**Data entries:**
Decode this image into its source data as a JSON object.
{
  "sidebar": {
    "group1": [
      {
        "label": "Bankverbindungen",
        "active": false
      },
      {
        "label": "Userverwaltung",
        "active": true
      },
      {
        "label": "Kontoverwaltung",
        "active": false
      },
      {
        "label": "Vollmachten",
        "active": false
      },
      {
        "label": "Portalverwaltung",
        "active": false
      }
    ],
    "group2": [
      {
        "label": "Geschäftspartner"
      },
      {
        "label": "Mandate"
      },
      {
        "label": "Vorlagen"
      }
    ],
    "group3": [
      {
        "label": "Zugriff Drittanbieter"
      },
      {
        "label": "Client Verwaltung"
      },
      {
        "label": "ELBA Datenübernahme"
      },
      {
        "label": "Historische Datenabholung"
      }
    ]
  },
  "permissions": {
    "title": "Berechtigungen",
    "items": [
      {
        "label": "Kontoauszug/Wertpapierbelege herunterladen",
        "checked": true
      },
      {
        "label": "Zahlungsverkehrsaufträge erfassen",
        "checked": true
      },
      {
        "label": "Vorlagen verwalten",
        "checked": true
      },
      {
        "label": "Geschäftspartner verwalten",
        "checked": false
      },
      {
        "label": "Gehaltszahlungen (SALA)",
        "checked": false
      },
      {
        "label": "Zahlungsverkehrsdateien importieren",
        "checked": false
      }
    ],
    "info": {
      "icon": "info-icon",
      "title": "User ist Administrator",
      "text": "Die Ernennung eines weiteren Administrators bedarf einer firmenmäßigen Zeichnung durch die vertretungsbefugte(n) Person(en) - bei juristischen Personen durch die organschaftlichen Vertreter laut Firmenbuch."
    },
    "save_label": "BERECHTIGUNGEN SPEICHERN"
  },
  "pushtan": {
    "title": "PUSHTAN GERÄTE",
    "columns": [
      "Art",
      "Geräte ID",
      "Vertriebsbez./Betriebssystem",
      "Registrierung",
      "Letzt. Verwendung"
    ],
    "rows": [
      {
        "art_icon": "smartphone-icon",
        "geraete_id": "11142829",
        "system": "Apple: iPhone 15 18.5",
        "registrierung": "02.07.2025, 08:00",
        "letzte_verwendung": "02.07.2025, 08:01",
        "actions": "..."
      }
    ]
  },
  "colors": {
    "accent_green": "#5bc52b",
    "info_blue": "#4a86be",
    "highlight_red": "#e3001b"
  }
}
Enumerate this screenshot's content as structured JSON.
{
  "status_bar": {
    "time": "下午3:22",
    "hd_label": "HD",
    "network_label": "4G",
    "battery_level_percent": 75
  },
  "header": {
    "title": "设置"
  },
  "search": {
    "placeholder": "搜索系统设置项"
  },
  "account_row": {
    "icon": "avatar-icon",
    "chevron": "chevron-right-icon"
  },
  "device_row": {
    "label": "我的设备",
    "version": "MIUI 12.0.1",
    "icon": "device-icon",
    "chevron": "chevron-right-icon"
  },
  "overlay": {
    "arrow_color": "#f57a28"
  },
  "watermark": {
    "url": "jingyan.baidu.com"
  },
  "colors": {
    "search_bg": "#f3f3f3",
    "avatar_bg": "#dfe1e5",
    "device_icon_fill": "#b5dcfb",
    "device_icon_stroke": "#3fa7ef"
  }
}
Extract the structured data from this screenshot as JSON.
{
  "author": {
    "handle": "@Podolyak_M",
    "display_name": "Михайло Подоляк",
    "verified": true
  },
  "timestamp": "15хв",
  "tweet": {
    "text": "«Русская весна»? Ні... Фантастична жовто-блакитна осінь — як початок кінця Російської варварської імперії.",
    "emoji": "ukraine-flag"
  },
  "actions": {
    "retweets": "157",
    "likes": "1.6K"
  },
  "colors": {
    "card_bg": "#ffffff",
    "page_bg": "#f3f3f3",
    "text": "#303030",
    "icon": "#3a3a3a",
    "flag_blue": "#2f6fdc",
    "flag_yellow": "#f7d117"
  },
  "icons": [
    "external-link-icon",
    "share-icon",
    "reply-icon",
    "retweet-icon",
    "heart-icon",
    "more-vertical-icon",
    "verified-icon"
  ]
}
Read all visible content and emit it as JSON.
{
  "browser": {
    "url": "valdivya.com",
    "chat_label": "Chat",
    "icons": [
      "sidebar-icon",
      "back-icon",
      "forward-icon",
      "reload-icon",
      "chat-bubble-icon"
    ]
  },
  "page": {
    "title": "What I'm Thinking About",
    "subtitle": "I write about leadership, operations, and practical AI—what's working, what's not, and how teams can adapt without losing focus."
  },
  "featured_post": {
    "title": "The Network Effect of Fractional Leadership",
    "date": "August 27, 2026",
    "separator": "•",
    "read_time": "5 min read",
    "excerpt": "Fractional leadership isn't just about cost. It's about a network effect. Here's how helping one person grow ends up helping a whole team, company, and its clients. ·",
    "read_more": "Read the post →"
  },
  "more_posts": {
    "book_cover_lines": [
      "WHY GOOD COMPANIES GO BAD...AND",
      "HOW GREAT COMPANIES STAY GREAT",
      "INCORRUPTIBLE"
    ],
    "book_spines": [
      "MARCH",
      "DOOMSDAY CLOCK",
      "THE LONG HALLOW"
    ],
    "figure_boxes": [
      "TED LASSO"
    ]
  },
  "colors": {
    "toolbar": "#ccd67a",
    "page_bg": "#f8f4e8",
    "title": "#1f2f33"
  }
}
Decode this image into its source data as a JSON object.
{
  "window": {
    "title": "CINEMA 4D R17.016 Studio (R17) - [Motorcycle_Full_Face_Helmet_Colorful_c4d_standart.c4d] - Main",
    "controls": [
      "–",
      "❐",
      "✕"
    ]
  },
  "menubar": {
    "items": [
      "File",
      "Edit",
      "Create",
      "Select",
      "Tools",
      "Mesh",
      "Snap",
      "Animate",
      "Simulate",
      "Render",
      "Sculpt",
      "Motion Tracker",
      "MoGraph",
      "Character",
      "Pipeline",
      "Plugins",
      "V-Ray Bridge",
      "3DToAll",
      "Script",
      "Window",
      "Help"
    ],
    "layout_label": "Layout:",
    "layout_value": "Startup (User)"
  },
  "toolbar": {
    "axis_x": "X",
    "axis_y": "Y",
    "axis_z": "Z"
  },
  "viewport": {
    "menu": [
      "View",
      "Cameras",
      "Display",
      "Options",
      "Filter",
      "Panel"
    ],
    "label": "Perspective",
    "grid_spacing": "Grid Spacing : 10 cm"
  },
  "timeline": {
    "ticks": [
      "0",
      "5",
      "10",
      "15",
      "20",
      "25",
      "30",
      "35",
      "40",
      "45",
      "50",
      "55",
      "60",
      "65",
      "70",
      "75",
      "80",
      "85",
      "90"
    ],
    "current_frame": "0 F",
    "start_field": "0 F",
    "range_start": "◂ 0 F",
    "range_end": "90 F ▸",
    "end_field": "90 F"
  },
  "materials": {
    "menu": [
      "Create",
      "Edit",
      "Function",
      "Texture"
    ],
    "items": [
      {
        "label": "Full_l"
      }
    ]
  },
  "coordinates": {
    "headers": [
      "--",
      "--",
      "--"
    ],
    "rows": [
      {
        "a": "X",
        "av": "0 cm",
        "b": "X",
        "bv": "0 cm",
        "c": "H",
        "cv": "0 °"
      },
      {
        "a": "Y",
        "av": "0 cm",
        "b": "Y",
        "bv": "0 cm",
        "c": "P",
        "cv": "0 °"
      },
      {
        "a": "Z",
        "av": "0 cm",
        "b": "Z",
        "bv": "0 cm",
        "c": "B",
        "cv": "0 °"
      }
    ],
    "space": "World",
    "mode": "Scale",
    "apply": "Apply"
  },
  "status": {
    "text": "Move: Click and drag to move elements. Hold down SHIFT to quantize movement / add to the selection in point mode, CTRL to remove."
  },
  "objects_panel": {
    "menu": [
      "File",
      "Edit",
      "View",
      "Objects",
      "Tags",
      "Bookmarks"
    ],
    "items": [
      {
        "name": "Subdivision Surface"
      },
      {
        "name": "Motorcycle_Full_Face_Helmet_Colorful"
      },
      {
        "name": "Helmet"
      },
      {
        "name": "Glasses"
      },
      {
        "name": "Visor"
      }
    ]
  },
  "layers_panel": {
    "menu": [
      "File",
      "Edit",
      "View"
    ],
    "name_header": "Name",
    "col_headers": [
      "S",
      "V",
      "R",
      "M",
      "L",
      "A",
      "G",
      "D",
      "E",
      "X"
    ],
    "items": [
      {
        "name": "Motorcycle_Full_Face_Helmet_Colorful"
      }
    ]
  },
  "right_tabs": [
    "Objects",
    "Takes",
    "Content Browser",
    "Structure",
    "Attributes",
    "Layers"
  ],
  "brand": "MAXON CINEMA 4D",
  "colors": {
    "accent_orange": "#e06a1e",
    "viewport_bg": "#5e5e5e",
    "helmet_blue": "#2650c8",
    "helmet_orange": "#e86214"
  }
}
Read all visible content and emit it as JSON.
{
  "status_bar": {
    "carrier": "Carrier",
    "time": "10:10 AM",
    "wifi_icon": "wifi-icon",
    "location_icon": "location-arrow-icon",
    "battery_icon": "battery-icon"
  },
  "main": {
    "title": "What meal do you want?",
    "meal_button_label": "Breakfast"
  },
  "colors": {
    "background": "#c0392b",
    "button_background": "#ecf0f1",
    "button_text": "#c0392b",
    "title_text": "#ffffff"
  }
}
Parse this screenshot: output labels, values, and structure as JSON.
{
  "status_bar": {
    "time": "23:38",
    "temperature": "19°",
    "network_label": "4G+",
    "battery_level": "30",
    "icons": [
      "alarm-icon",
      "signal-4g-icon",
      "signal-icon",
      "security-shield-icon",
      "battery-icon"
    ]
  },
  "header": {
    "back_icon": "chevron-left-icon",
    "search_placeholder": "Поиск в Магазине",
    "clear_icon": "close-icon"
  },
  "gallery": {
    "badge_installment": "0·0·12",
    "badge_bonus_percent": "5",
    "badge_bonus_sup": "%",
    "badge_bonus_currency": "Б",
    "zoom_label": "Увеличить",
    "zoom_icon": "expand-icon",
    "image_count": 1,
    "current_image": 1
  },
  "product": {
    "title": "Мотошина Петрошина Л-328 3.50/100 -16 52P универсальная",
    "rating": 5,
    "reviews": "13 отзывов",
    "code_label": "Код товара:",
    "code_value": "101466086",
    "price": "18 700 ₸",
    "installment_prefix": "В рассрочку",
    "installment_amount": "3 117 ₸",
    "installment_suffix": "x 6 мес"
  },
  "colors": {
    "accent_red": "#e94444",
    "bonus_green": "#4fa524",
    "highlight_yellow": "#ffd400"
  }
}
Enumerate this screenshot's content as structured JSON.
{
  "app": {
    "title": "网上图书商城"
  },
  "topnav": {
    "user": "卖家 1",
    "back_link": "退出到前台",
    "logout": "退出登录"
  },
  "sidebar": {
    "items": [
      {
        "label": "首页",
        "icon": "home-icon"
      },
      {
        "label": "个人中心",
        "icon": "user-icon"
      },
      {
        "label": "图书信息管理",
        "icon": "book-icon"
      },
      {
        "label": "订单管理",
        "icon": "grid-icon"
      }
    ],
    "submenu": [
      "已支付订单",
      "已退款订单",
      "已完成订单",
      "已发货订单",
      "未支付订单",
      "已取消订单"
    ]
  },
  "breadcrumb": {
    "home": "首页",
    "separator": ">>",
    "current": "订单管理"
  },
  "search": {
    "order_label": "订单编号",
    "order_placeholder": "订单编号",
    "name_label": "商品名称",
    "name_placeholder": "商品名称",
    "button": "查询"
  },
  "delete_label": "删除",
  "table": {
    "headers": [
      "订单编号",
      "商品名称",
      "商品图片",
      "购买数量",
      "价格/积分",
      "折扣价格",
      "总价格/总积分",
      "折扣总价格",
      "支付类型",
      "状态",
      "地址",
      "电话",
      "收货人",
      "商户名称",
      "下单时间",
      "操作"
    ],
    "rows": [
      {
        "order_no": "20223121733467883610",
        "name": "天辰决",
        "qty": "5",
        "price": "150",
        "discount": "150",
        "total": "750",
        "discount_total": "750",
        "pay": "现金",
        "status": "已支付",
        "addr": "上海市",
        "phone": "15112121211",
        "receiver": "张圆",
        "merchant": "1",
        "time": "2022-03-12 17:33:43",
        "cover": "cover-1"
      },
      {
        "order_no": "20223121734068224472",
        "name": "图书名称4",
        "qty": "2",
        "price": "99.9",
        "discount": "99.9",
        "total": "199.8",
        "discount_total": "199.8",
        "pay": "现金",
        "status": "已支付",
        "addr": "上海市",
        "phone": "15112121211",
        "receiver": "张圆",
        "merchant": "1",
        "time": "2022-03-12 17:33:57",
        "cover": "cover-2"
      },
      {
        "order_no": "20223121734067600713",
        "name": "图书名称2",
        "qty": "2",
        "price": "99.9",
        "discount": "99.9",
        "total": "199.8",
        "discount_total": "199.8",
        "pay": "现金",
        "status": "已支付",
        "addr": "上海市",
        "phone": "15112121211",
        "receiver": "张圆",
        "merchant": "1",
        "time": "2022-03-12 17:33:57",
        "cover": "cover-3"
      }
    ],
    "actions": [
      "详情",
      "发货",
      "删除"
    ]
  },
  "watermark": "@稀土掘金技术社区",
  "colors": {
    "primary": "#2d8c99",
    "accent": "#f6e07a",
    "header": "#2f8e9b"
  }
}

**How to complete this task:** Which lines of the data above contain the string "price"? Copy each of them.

**Answer section:**
    "price": "18 700 ₸",
        "price": "150",
        "price": "99.9",
        "price": "99.9",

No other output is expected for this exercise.